Anyone over 45 knows that society is ageist, and as you get older you experience more ageism. As you get closer to 70 it gets harder to be served in bars, harder to get shop assistants to notice you and harder to get waiters to pay attention to your order. But a new study has now found that ageism isn’t just annoying and demoralising, it is also damaging people’s health. The US university, Yale, has just released its findings from the largest ever examination of the health consequences of ageism, or age-based bias. Researchers at the Yale School of Public Health have found evidence that ageism is damaging the health of people in 45 countries across five continents. The study draws on the experiences of seven million people.
According to the World Health Organisation, ageism is the stereotyping, prejudice, and discrimination against people on the basis of their age. Ageism is widespread and insidious. Ageism is everywhere, yet it is the most socially acceptable of any prejudice. It is not okay to be racist or sexist, but it seems to be okay to treat anyone ‘not young’ as a lesser person. You can treat them as though they are stupid, confused or dottery just because they have a couple of grey hairs. This attitude leads to the marginalisation of people within communities and has negative impacts on their health and well-being. Overlooked for jobs, socially excluded and stereotyped in the media, ageism is cruel and harmful, and as a community we need to look at how we treat people, who are no longer in the prime of life.
World Health Organisation requested ageing study
Yale Professor Becca Levy led this new study following a request from the World Health Organisation. It is part of an international program called Global Campaign to Combat Ageism, and is supported by 194 countries. The study appears in the current PLOS ONE journal, if you want to read it.
The study used information or data drawn from 422 previous studies from around the world on ageism. The vast majority of studies found that ageism hurts people’s health. The study looked at a wide variety of ways that ageism damages people. People can suffer stress when belittled or ignored, and they can also feel shut out of social groups, but even more serious is evidence that some health professionals aren’t providing quality care to people because they are dismissed as old and at the tail-end of their lives.
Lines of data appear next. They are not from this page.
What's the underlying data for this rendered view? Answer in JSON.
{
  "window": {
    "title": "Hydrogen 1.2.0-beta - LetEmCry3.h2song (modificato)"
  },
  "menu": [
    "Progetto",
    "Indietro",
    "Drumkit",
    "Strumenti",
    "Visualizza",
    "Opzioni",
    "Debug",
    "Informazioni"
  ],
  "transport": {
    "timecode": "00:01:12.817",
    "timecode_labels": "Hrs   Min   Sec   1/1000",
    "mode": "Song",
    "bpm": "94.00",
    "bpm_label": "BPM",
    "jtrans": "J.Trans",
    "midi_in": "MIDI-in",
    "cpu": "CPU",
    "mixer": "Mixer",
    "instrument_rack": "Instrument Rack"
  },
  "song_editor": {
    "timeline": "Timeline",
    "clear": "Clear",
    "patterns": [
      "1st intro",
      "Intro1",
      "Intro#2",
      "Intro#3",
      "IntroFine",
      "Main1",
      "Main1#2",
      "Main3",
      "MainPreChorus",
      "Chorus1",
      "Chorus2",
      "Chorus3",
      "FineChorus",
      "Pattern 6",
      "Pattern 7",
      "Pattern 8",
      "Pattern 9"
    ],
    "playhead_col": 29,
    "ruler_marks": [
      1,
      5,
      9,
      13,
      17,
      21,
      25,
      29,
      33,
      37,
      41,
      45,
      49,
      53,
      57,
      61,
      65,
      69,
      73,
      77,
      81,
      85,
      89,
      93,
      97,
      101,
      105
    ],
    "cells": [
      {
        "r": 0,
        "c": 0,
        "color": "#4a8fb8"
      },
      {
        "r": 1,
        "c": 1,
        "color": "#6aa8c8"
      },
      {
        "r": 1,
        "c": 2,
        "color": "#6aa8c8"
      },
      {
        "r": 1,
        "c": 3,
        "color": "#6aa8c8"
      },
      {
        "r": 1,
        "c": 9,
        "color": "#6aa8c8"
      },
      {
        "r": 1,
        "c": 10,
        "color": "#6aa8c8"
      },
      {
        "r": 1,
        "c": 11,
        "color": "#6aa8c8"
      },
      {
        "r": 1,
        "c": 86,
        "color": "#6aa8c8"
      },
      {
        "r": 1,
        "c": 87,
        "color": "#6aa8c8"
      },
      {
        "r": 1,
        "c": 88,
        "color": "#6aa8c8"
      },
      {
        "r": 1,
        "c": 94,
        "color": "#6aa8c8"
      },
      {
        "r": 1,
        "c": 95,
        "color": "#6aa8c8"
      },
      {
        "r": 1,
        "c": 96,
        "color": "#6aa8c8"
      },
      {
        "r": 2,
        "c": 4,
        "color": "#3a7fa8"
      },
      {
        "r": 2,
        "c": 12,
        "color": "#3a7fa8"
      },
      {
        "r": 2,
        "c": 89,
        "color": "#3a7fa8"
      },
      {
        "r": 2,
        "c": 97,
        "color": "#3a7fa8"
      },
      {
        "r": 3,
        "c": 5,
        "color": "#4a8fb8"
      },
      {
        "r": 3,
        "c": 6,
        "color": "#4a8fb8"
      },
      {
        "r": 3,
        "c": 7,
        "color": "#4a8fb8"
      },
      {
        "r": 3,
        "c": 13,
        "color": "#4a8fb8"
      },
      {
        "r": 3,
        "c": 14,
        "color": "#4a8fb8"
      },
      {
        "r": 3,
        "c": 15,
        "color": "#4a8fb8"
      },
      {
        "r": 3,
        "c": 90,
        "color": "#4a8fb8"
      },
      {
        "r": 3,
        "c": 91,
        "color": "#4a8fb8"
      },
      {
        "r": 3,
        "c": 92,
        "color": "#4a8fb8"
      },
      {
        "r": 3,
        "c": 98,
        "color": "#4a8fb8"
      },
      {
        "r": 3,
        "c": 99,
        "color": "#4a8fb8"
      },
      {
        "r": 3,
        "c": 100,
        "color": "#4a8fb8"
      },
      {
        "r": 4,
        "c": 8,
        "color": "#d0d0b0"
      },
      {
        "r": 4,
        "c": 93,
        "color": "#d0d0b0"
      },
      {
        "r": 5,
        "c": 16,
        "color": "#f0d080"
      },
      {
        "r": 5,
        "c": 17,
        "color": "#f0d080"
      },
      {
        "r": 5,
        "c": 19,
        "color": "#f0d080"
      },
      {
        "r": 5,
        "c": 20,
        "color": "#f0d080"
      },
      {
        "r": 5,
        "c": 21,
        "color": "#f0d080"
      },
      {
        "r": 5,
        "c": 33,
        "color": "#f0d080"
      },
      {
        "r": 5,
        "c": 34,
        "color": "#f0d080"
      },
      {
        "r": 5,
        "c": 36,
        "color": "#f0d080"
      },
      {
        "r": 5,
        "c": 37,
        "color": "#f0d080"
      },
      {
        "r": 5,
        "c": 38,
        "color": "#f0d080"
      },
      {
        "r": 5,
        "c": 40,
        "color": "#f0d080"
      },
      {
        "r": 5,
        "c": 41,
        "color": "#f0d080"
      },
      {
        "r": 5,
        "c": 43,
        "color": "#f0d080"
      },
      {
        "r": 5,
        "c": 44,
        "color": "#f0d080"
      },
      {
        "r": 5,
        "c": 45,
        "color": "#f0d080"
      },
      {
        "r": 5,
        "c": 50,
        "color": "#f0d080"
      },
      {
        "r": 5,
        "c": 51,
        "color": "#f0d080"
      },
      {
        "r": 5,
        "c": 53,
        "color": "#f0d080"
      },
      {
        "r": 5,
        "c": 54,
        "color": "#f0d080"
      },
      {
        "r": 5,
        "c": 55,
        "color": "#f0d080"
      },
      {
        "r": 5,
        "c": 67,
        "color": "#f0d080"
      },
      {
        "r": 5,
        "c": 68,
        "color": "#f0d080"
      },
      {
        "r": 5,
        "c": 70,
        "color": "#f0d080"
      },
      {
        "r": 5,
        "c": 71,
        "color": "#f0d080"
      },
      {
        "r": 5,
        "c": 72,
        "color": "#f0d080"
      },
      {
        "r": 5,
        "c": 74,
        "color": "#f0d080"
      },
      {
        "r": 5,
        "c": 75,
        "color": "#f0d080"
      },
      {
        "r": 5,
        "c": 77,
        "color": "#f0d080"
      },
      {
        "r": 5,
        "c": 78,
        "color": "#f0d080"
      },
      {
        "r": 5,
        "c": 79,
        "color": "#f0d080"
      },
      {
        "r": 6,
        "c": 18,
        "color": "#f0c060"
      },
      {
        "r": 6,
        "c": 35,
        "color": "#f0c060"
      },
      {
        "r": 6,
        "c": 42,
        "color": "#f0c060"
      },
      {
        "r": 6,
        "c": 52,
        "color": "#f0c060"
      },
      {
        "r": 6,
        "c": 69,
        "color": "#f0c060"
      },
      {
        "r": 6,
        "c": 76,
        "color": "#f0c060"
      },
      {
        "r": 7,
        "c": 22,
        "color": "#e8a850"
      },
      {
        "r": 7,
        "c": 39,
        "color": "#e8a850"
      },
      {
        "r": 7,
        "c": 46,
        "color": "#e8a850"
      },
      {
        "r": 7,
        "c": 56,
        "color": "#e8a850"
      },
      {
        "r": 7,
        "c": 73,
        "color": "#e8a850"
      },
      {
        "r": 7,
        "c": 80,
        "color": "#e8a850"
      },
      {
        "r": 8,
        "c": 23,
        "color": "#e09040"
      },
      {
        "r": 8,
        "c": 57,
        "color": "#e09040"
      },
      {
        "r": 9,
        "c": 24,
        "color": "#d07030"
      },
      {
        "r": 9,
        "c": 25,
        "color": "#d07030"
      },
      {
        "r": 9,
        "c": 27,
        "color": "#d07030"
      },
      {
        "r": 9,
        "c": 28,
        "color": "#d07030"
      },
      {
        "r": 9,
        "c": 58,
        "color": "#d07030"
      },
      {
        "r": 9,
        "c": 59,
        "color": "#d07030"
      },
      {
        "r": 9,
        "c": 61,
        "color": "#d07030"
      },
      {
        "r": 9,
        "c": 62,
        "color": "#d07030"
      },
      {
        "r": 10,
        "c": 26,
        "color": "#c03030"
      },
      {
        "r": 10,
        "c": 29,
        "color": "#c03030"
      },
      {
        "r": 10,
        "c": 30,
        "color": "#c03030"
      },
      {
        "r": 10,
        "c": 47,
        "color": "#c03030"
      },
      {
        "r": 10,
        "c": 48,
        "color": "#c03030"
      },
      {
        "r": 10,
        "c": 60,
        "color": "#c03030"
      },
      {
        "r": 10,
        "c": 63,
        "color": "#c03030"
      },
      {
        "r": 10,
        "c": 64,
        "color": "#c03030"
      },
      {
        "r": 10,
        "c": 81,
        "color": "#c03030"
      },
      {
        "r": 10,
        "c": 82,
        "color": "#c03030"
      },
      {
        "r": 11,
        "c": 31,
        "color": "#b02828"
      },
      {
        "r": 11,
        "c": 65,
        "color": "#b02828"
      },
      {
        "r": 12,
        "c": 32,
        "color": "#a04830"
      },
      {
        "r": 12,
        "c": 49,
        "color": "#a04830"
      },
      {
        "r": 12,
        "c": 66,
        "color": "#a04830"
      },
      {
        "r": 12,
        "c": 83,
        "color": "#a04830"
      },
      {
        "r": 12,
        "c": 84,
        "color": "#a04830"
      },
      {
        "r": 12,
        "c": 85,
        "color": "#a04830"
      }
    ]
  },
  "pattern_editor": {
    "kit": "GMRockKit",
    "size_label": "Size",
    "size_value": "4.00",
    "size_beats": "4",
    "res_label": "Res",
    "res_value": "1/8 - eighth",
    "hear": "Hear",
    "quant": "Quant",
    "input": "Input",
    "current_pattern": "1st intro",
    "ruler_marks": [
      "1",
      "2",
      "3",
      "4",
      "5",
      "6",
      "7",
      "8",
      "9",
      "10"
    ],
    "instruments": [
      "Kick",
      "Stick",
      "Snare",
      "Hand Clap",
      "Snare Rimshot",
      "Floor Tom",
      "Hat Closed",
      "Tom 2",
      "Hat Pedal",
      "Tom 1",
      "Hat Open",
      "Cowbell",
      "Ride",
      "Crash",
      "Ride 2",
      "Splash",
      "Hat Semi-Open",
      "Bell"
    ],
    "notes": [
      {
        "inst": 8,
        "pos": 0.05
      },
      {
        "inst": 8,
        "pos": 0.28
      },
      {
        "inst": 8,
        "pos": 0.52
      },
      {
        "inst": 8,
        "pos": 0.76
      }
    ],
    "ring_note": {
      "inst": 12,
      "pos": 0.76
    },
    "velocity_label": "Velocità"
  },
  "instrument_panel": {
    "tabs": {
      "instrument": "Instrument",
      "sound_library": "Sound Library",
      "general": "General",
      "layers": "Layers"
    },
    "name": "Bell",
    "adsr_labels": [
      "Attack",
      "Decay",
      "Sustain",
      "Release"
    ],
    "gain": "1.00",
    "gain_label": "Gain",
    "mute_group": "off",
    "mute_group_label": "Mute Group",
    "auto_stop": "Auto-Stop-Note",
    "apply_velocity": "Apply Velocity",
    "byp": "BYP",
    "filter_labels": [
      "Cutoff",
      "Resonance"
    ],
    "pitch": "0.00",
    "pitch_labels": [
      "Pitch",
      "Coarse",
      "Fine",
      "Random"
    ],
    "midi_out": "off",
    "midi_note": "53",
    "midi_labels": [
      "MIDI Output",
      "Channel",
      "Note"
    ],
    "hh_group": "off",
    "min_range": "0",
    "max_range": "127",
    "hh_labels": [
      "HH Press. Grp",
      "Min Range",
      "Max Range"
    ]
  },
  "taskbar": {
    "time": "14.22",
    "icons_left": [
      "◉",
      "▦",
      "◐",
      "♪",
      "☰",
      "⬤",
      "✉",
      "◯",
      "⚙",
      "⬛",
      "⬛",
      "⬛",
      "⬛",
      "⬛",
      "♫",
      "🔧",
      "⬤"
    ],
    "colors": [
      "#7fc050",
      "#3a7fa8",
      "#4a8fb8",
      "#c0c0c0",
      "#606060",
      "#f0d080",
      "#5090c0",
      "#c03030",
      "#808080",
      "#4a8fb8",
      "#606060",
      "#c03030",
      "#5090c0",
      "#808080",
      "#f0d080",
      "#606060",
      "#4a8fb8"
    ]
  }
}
Ageism causes multiple problems
“The injurious reach of ageism that our team documented demonstrates the need for initiatives to overcome ageism,” Prof Levy said in a statement.
The Yale team also found evidence that ageism led to worse outcomes in a number of mental health conditions, including depression. And the study found that people constantly exposed to ageism actually had shorter lives than peers who were lucky enough not to face constant discrimination. This ‘survival finding’ was identified in multiple countries, including Australia, Germany, and China.
Overall, the studies found that ageism resulted in:
- Limited work opportunities, ie not recruited because deemed too old
- Denial of access to health care, including life-saving treatments
- Exclusion from clinical trials, testing new drugs and procedures
- Limited resources, including medical services, rationed because of age
Every country is ageist
Prof Levy and her team found that ageism from health professionals can impact on medical treatment in many ways, including the duration, frequency, and appropriateness of the treatment. Evidence of denied access to health care treatments was found in 85 per cent of all studies, which is horrendous. The study found ageism affects older people regardless of their age, sex, and racial/ethnic membership.
“We found evidence of ageism in every country we looked at, every year we looked at, and in every health domain we looked at,” says Levy. “The pervasiveness of it I found disturbing.”
We must recognise the influence of ageism on health
The researchers concluded that the study highlights the importance of recognising the influence of ageism on health, and policies to improve older people’s health must take ageism into account.
Treating people as different or inferior because they are not young damages them in so many ways. According to the study, ageism damages social relationships. It can also cause an individual to behave in risky ways because he or she doesn’t value his or herself anymore.
Get up, stand up for your rights!
I am no longer young, and I now stand up for the rights of older people. I would like to see medical staff educated about how damaging ageism can be. Improving education for health care providers about age-based bias means there will eventually be fewer negative health effects of ageism.
I also think companies should be reminded to give older people a go in the workforce, as we are usually wiser and more experienced than our co-workers.
The study did find that people who stand up for themselves suffer less when confronted by ageism. You basically need to feel good about your age and have a positive perception. You are not old, just well-seasoned – you are aged to perfection! If you refuse to buy into negative stereotypes about your age, you will feel less anxious and be able to better handle any ageist comments when they come your way.
When you next see a person older than yourself, I want you to imagine your future self. And don’t turn away from older people, but instead of seeing infirmities or disabilities, congratulate older people for their resilience. Every older person is a stayer, someone who has refused to give up, someone with sticking power! It is truly time we re-humanised all older people.
The Proven System To Unlimited Wealth and Prosperity
ABOUT PAT MESITI
Pat Mesiti is a best-selling author, coach and educator in the area of personal development. Having built some of Australia’s largest people-driven organisations, Pat understands the power of harnessing human potential. He has shared the stage with some of the world’s great business minds and has sold over millions of copies of his books and materials.